(Beginning of Input material)
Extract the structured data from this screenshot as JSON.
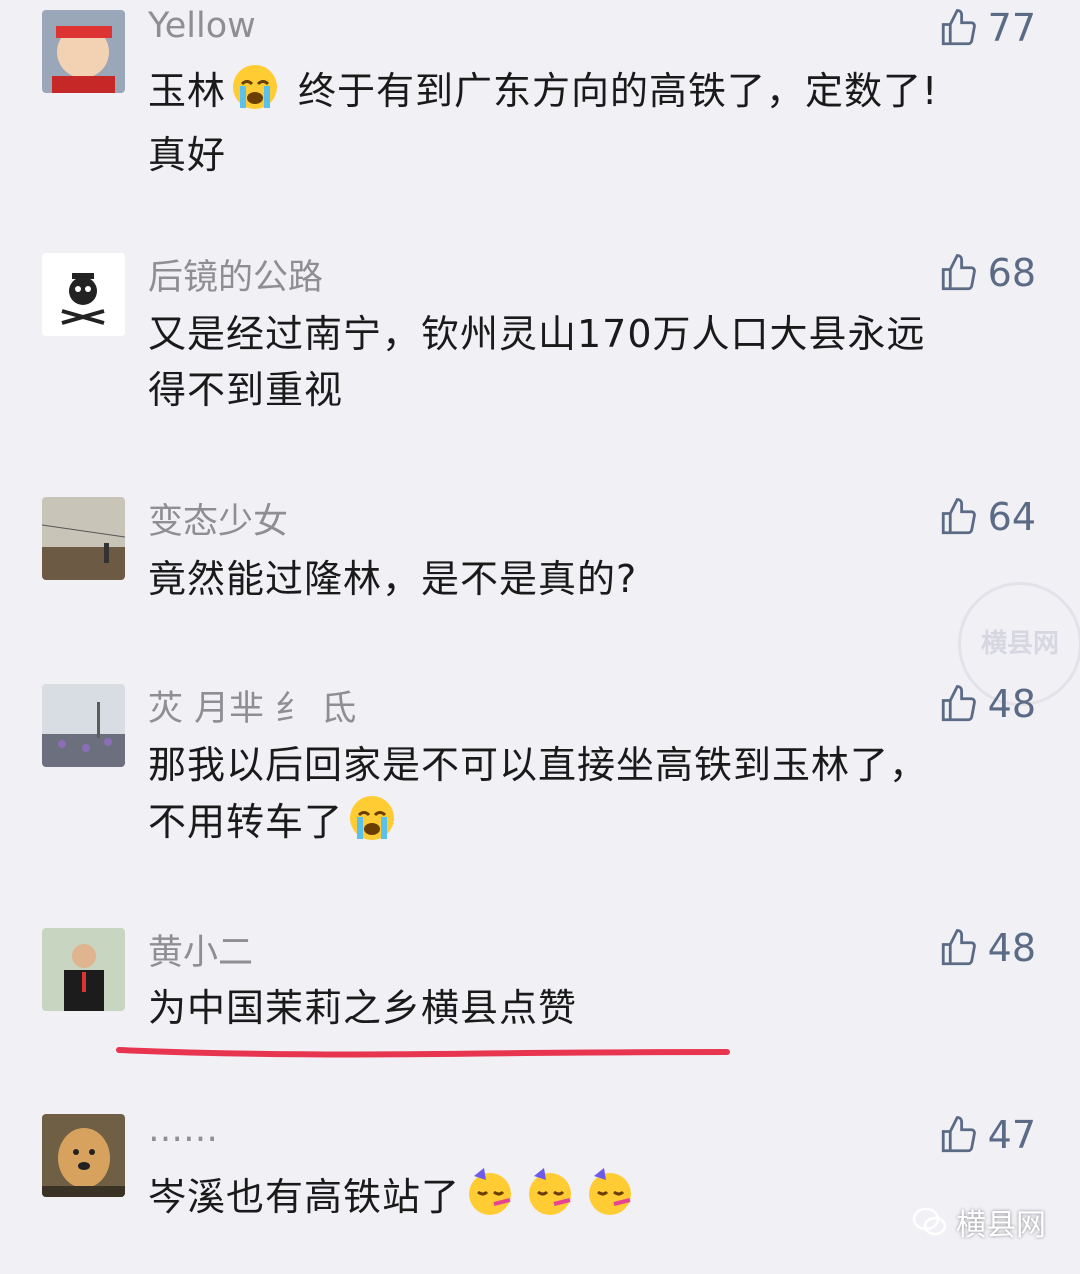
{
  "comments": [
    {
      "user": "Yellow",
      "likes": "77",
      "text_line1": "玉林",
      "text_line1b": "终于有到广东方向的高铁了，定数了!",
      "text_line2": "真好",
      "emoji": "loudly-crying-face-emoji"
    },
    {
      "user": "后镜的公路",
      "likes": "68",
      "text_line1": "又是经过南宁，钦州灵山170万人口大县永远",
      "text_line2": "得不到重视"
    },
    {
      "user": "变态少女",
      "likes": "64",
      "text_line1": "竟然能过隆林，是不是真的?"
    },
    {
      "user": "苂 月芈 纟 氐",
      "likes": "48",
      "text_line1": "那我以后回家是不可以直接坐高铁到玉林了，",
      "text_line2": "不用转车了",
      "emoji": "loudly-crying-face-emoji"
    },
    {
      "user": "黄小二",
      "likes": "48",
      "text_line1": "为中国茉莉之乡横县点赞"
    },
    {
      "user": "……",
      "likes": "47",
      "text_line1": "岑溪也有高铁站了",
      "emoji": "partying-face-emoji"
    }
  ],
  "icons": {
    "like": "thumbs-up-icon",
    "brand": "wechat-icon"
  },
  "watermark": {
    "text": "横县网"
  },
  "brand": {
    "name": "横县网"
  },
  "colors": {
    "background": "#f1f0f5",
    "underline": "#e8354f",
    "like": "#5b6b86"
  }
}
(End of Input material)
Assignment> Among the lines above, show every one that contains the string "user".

Written solution>
      "user": "Yellow",
      "user": "后镜的公路",
      "user": "变态少女",
      "user": "苂 月芈 纟 氐",
      "user": "黄小二",
      "user": "……",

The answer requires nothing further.